Stored items:
>>>>
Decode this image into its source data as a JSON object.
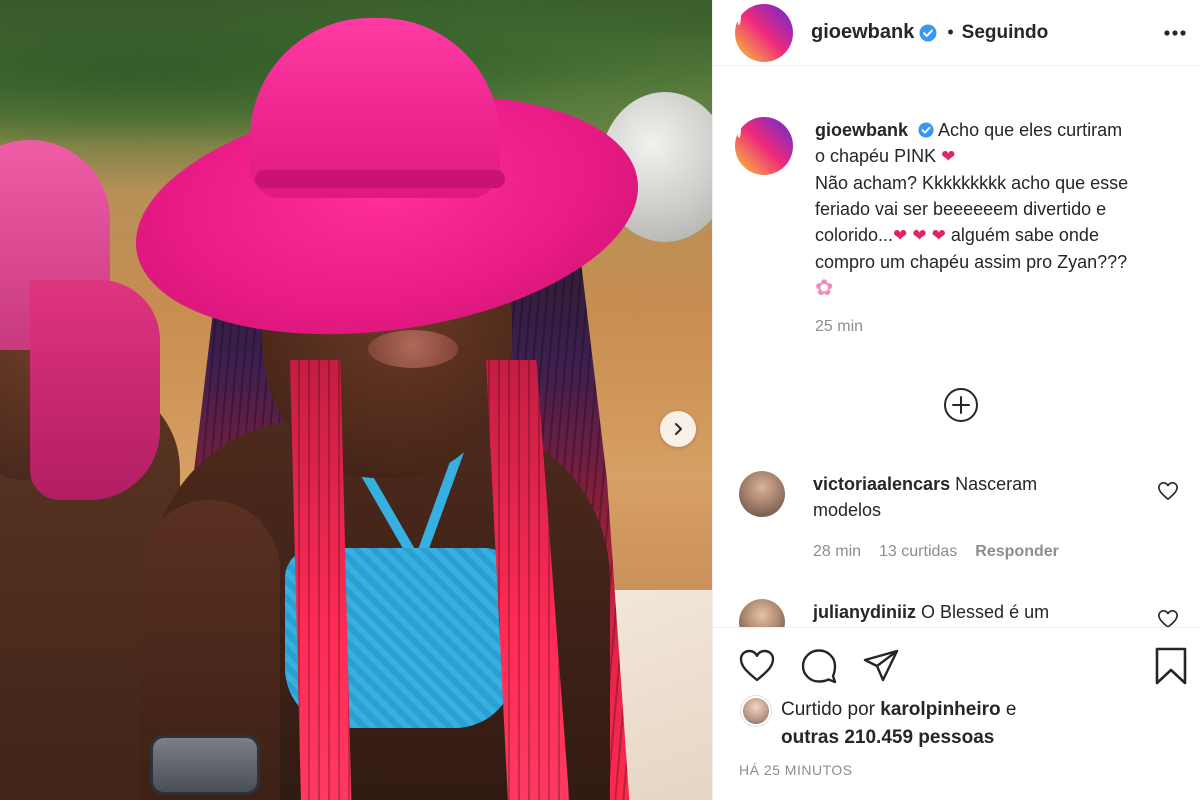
{
  "post": {
    "username": "gioewbank",
    "follow_status": "Seguindo",
    "caption_lines": [
      "Acho que eles curtiram",
      "o chapéu PINK",
      "Não acham? Kkkkkkkkk acho que esse",
      "feriado vai ser beeeeeem divertido e",
      "colorido...",
      "alguém sabe onde",
      "compro um chapéu assim pro Zyan???"
    ],
    "caption_time": "25 min",
    "emojis": {
      "heart": "❤",
      "flower": "✿"
    }
  },
  "comments": [
    {
      "username": "victoriaalencars",
      "text_1": "Nasceram",
      "text_2": "modelos",
      "time": "28 min",
      "likes": "13 curtidas",
      "reply": "Responder"
    },
    {
      "username": "julianydiniiz",
      "text_1": "O Blessed é um"
    }
  ],
  "footer": {
    "liked_by_prefix": "Curtido por",
    "liked_by_user": "karolpinheiro",
    "liked_by_and": "e",
    "others": "outras 210.459 pessoas",
    "date": "HÁ 25 MINUTOS"
  },
  "colors": {
    "text": "#262626",
    "muted": "#8e8e8e",
    "verified": "#3897f0",
    "heart_red": "#e0245e",
    "hat_pink": "#e81a85"
  },
  "icons": [
    "verified-badge-icon",
    "more-options-icon",
    "chevron-right-icon",
    "plus-circle-icon",
    "heart-icon",
    "comment-icon",
    "share-icon",
    "bookmark-icon"
  ]
}
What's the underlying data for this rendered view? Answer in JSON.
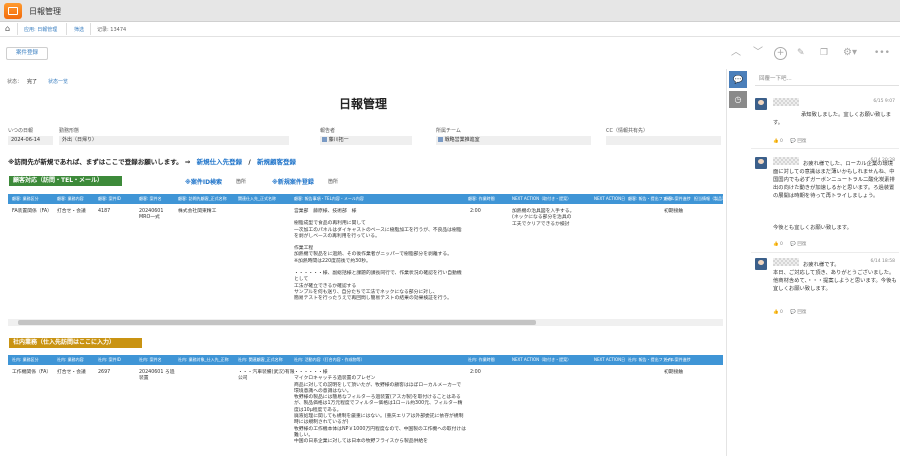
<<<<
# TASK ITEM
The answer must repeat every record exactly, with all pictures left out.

# SOLUTION TO THE EXERCISE
Decode this image into its source data as a JSON object.
{
  "post": {
    "username": "gioewbank",
    "follow_status": "Seguindo",
    "caption_lines": [
      "Acho que eles curtiram",
      "o chapéu PINK",
      "Não acham? Kkkkkkkkk acho que esse",
      "feriado vai ser beeeeeem divertido e",
      "colorido...",
      "alguém sabe onde",
      "compro um chapéu assim pro Zyan???"
    ],
    "caption_time": "25 min",
    "emojis": {
      "heart": "❤",
      "flower": "✿"
    }
  },
  "comments": [
    {
      "username": "victoriaalencars",
      "text_1": "Nasceram",
      "text_2": "modelos",
      "time": "28 min",
      "likes": "13 curtidas",
      "reply": "Responder"
    },
    {
      "username": "julianydiniiz",
      "text_1": "O Blessed é um"
    }
  ],
  "footer": {
    "liked_by_prefix": "Curtido por",
    "liked_by_user": "karolpinheiro",
    "liked_by_and": "e",
    "others": "outras 210.459 pessoas",
    "date": "HÁ 25 MINUTOS"
  },
  "colors": {
    "text": "#262626",
    "muted": "#8e8e8e",
    "verified": "#3897f0",
    "heart_red": "#e0245e",
    "hat_pink": "#e81a85"
  },
  "icons": [
    "verified-badge-icon",
    "more-options-icon",
    "chevron-right-icon",
    "plus-circle-icon",
    "heart-icon",
    "comment-icon",
    "share-icon",
    "bookmark-icon"
  ]
}
What's the underlying data for this rendered view? Answer in JSON.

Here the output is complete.